Senators from Florida and Alaska sponsored a new piece of legislation that would allow cruise ships to start sailing without the CDC's interference.
Alaska Senator Dan Sullivan, along with Florida Senators Rick Scott and Marco Rubio, announced a bill that is aimed at overriding the CDC’s current framework for getting cruise lines back to sea. In this new legislation, called the CRUISE Act, or Careful Resumption Under Improved Safety Enhancements, lawmakers are calling on U.S. health officials to change current guidelines.
The purpose of the bill is to end the U.S. Center for Disease Control (CDC)'s Framework for Conditional Sail Order (CSO) by July 4, 2021 so that cruise lines can restart sailings from the United States.
Royal Caribbean Group CEO sees signs "We Are Approaching The End" of cruise shutdown
Royal Caribbean Group Chairman and CEO Richard Fain thinks cruise ships being able to sail again may be up next.
In his latest video update, Richard Fain sees a lot of key milestones happening now that point to the fact things are moving in the right direction.
Included in his comments was mention of the U.S. Centers for Disease Control (CDC) recent update to its Framework for Conditional Sail Order (CSO), which Mr. Fain characterized as, "tougher restrictions on cruising out of U.S. ports."
Florida Governor Ron Desantis announced on Thursday the state is filing a lawsuit against the federal government, United States Department of Health and Human Services (HHS) and CDC, demanding cruise ships be reopened immediately.
The CDC has been blocking most cruise vessels from sailing in U.S. waters since the coronavirus outbreak was declared a pandemic in March of 2020, citing COVID-19-related risks.
Instead of beginning cruises from Los Angeles, California in June 2022, Royal Caribbean has moved up the start date to November 2021.
Navigator of the Seas will operate short three- and four-night sailings calling on Ensenada, Mexico, and Catalina Island. There will also be several five-night sailings that will also include a stop in Cabo San Lucas, and select weeklong voyages will include an overnight stay.
The new sailings will vary between 3-, 4- and 5-night itineraries to Catalina Island, California and Ensenada and Cabo San Lucas, Mexico – plus, select winter holiday 7-night sailings will feature overnights in the popular resort city.

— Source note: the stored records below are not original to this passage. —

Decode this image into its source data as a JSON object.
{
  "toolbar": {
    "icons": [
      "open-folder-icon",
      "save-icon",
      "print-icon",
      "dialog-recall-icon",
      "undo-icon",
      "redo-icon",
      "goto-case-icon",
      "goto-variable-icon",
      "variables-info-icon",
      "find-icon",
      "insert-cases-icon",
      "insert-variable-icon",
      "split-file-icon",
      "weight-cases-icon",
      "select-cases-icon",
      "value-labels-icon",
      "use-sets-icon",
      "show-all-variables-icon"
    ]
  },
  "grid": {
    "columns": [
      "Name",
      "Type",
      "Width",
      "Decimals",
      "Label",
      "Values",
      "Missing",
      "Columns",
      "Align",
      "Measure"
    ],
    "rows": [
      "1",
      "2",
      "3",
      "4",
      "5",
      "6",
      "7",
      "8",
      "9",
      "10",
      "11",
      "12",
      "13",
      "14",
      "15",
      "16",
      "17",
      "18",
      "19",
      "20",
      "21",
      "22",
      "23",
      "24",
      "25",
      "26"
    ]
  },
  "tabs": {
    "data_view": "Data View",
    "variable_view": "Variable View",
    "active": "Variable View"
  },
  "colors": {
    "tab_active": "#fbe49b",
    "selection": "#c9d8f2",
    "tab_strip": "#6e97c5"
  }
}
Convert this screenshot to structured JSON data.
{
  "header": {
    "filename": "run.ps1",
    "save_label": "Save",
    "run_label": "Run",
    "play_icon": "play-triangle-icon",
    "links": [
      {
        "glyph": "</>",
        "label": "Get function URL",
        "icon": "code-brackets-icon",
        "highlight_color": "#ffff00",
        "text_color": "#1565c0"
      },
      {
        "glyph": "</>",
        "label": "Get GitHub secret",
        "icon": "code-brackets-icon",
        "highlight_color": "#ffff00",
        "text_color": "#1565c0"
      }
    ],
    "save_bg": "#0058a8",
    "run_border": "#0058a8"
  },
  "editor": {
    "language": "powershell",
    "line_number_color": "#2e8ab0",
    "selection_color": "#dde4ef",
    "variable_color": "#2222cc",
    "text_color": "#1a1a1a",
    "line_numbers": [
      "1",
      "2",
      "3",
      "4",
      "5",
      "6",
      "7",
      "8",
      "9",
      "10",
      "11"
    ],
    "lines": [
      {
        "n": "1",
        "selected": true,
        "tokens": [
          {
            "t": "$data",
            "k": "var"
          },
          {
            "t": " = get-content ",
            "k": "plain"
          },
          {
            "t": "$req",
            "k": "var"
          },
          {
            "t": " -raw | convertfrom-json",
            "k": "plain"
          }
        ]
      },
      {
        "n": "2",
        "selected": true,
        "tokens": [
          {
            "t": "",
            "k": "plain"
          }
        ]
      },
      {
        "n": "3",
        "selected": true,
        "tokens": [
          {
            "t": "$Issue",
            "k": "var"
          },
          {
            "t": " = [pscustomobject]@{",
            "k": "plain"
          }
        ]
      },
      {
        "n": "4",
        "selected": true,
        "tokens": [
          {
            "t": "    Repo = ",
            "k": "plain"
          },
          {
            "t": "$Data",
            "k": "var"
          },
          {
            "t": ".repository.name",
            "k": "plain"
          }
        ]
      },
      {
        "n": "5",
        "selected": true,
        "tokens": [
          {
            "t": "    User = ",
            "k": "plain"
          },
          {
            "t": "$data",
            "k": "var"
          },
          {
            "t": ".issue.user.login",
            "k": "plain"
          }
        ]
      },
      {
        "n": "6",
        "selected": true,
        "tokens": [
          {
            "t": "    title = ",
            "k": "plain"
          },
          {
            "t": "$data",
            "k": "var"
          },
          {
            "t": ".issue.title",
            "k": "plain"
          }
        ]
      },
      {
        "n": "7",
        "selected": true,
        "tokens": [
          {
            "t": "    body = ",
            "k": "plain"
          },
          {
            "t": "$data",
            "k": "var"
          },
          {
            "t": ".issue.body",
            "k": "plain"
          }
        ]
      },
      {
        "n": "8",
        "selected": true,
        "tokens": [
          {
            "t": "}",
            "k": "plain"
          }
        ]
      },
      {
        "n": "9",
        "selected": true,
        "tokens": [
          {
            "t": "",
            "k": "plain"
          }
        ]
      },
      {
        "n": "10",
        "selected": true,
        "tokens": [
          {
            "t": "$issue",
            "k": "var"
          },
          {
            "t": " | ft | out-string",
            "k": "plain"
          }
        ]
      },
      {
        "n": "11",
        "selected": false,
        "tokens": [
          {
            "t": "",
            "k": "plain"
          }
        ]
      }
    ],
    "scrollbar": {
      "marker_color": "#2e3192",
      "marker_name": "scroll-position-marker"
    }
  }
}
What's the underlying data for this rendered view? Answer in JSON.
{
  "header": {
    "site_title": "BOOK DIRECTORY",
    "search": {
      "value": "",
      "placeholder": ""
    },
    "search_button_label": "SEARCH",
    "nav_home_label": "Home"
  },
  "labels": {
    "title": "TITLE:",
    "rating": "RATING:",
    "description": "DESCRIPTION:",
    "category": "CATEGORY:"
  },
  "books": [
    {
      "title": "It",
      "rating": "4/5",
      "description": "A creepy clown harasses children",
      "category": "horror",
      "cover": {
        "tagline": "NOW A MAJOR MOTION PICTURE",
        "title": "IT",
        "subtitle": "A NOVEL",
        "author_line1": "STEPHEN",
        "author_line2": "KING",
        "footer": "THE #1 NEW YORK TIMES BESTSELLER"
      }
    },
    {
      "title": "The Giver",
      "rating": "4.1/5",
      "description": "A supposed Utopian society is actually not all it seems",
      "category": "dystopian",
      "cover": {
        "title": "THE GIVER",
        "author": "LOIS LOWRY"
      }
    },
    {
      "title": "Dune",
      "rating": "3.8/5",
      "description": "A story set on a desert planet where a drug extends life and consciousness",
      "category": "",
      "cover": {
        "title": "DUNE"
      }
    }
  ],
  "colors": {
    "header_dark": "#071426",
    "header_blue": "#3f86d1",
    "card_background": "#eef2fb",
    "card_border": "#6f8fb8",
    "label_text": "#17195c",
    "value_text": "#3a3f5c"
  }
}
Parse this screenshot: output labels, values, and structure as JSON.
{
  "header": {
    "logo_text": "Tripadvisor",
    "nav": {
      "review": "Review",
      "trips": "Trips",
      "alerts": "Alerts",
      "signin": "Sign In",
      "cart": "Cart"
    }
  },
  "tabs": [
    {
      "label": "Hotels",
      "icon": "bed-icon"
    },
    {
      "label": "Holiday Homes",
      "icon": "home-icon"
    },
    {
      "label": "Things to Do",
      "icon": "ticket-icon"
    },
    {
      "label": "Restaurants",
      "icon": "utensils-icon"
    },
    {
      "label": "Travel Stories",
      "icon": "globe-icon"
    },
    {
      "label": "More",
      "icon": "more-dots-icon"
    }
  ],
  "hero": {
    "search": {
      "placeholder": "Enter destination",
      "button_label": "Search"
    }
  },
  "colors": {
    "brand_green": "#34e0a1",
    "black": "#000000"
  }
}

Royal Caribbean’s new year-round adventures from LA will open for sale the week of March 29, 2021.
Mr. Bayley said that Royal Caribbean has been in "regular communication" with the CDC and expects to get technical instructions on what each ship needs to do in order to prepare itself for test cruises.
"We're literally expecting the technical specifications any day soon," Mr. Bayley told investors.